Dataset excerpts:
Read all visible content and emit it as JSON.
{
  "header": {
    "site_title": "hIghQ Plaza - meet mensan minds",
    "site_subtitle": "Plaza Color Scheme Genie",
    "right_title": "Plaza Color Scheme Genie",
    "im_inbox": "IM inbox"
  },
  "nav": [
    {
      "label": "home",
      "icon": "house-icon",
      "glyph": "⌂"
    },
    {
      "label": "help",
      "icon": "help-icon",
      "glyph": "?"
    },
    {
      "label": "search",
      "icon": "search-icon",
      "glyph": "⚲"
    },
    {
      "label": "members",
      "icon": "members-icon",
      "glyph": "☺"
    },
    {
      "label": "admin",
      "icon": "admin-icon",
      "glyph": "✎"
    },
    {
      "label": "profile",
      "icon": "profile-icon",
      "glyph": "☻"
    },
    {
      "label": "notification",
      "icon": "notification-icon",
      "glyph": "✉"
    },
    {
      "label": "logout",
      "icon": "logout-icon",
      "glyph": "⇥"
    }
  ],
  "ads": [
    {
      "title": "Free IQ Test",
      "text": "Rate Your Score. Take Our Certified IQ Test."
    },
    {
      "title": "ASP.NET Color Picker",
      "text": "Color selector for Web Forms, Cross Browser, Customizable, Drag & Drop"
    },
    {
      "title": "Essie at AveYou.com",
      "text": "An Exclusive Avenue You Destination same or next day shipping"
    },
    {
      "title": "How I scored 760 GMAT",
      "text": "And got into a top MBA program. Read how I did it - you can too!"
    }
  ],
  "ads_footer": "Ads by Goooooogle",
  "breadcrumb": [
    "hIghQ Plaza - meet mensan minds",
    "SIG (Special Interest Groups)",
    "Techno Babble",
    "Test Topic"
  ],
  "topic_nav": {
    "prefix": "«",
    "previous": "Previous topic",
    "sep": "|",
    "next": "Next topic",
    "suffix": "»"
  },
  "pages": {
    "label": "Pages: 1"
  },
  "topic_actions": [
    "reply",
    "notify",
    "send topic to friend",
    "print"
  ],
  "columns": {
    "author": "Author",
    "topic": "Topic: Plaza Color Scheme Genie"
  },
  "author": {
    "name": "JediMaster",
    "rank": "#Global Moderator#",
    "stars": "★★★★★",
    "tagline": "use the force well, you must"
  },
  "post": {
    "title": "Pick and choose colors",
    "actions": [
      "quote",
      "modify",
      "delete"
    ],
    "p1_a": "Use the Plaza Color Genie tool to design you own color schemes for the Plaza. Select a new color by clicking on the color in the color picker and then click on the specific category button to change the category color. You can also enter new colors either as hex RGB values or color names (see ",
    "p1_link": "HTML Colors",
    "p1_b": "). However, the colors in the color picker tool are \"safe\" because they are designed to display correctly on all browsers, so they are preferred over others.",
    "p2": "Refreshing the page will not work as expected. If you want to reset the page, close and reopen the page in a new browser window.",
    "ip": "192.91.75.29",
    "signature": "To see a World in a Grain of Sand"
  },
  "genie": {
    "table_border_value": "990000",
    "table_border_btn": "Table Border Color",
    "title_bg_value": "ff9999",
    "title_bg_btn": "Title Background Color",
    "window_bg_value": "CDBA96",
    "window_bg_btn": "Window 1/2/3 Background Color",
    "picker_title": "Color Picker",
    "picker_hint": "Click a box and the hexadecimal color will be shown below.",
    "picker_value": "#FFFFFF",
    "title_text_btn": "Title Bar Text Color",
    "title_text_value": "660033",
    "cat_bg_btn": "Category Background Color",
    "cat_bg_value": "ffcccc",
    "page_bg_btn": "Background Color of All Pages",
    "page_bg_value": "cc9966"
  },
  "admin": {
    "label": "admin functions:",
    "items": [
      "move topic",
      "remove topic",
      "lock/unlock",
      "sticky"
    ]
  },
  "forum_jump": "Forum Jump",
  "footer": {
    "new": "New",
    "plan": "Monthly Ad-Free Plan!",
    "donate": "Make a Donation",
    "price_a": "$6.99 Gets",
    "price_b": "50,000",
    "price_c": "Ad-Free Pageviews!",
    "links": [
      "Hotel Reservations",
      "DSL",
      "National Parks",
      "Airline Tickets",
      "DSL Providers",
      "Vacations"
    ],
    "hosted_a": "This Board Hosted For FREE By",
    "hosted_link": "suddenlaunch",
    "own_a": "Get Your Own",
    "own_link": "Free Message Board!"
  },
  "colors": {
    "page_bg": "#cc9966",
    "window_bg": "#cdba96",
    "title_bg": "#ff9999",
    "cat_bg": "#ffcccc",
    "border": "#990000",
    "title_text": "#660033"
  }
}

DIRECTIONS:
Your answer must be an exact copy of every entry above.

EXERCISE OUTPUT:
Read all visible content and emit it as JSON.
{
  "header": {
    "site_title": "hIghQ Plaza - meet mensan minds",
    "site_subtitle": "Plaza Color Scheme Genie",
    "right_title": "Plaza Color Scheme Genie",
    "im_inbox": "IM inbox"
  },
  "nav": [
    {
      "label": "home",
      "icon": "house-icon",
      "glyph": "⌂"
    },
    {
      "label": "help",
      "icon": "help-icon",
      "glyph": "?"
    },
    {
      "label": "search",
      "icon": "search-icon",
      "glyph": "⚲"
    },
    {
      "label": "members",
      "icon": "members-icon",
      "glyph": "☺"
    },
    {
      "label": "admin",
      "icon": "admin-icon",
      "glyph": "✎"
    },
    {
      "label": "profile",
      "icon": "profile-icon",
      "glyph": "☻"
    },
    {
      "label": "notification",
      "icon": "notification-icon",
      "glyph": "✉"
    },
    {
      "label": "logout",
      "icon": "logout-icon",
      "glyph": "⇥"
    }
  ],
  "ads": [
    {
      "title": "Free IQ Test",
      "text": "Rate Your Score. Take Our Certified IQ Test."
    },
    {
      "title": "ASP.NET Color Picker",
      "text": "Color selector for Web Forms, Cross Browser, Customizable, Drag & Drop"
    },
    {
      "title": "Essie at AveYou.com",
      "text": "An Exclusive Avenue You Destination same or next day shipping"
    },
    {
      "title": "How I scored 760 GMAT",
      "text": "And got into a top MBA program. Read how I did it - you can too!"
    }
  ],
  "ads_footer": "Ads by Goooooogle",
  "breadcrumb": [
    "hIghQ Plaza - meet mensan minds",
    "SIG (Special Interest Groups)",
    "Techno Babble",
    "Test Topic"
  ],
  "topic_nav": {
    "prefix": "«",
    "previous": "Previous topic",
    "sep": "|",
    "next": "Next topic",
    "suffix": "»"
  },
  "pages": {
    "label": "Pages: 1"
  },
  "topic_actions": [
    "reply",
    "notify",
    "send topic to friend",
    "print"
  ],
  "columns": {
    "author": "Author",
    "topic": "Topic: Plaza Color Scheme Genie"
  },
  "author": {
    "name": "JediMaster",
    "rank": "#Global Moderator#",
    "stars": "★★★★★",
    "tagline": "use the force well, you must"
  },
  "post": {
    "title": "Pick and choose colors",
    "actions": [
      "quote",
      "modify",
      "delete"
    ],
    "p1_a": "Use the Plaza Color Genie tool to design you own color schemes for the Plaza. Select a new color by clicking on the color in the color picker and then click on the specific category button to change the category color. You can also enter new colors either as hex RGB values or color names (see ",
    "p1_link": "HTML Colors",
    "p1_b": "). However, the colors in the color picker tool are \"safe\" because they are designed to display correctly on all browsers, so they are preferred over others.",
    "p2": "Refreshing the page will not work as expected. If you want to reset the page, close and reopen the page in a new browser window.",
    "ip": "192.91.75.29",
    "signature": "To see a World in a Grain of Sand"
  },
  "genie": {
    "table_border_value": "990000",
    "table_border_btn": "Table Border Color",
    "title_bg_value": "ff9999",
    "title_bg_btn": "Title Background Color",
    "window_bg_value": "CDBA96",
    "window_bg_btn": "Window 1/2/3 Background Color",
    "picker_title": "Color Picker",
    "picker_hint": "Click a box and the hexadecimal color will be shown below.",
    "picker_value": "#FFFFFF",
    "title_text_btn": "Title Bar Text Color",
    "title_text_value": "660033",
    "cat_bg_btn": "Category Background Color",
    "cat_bg_value": "ffcccc",
    "page_bg_btn": "Background Color of All Pages",
    "page_bg_value": "cc9966"
  },
  "admin": {
    "label": "admin functions:",
    "items": [
      "move topic",
      "remove topic",
      "lock/unlock",
      "sticky"
    ]
  },
  "forum_jump": "Forum Jump",
  "footer": {
    "new": "New",
    "plan": "Monthly Ad-Free Plan!",
    "donate": "Make a Donation",
    "price_a": "$6.99 Gets",
    "price_b": "50,000",
    "price_c": "Ad-Free Pageviews!",
    "links": [
      "Hotel Reservations",
      "DSL",
      "National Parks",
      "Airline Tickets",
      "DSL Providers",
      "Vacations"
    ],
    "hosted_a": "This Board Hosted For FREE By",
    "hosted_link": "suddenlaunch",
    "own_a": "Get Your Own",
    "own_link": "Free Message Board!"
  },
  "colors": {
    "page_bg": "#cc9966",
    "window_bg": "#cdba96",
    "title_bg": "#ff9999",
    "cat_bg": "#ffcccc",
    "border": "#990000",
    "title_text": "#660033"
  }
}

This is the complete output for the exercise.